» TASK PROMPT: In the records below, find every line with the word "label" and copy it.

» SUPPLIED DATA:
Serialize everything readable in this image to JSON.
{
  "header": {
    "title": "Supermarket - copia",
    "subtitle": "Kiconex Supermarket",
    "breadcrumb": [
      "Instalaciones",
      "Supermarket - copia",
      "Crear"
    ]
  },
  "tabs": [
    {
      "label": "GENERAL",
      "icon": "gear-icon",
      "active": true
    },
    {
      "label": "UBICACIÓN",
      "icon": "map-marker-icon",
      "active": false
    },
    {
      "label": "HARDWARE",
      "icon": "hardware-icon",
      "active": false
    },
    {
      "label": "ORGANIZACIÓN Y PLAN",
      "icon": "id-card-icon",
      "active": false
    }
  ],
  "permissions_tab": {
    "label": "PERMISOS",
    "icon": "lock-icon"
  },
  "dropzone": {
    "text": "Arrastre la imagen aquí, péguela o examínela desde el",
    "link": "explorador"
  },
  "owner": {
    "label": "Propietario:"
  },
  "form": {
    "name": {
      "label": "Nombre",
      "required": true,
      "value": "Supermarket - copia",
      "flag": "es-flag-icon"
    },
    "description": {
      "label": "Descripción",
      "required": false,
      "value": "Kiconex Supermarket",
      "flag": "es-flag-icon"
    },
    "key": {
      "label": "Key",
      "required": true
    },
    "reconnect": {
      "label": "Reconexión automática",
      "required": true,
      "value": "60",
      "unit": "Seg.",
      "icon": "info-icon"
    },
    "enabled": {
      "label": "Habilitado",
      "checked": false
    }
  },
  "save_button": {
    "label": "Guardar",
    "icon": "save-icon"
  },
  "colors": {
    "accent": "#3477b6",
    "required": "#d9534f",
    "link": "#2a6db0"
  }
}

» EXERCISE RESPONSE:
      "label": "GENERAL",
      "label": "UBICACIÓN",
      "label": "HARDWARE",
      "label": "ORGANIZACIÓN Y PLAN",
    "label": "PERMISOS",
    "label": "Propietario:"
      "label": "Nombre",
      "label": "Descripción",
      "label": "Key",
      "label": "Reconexión automática",
      "label": "Habilitado",
    "label": "Guardar",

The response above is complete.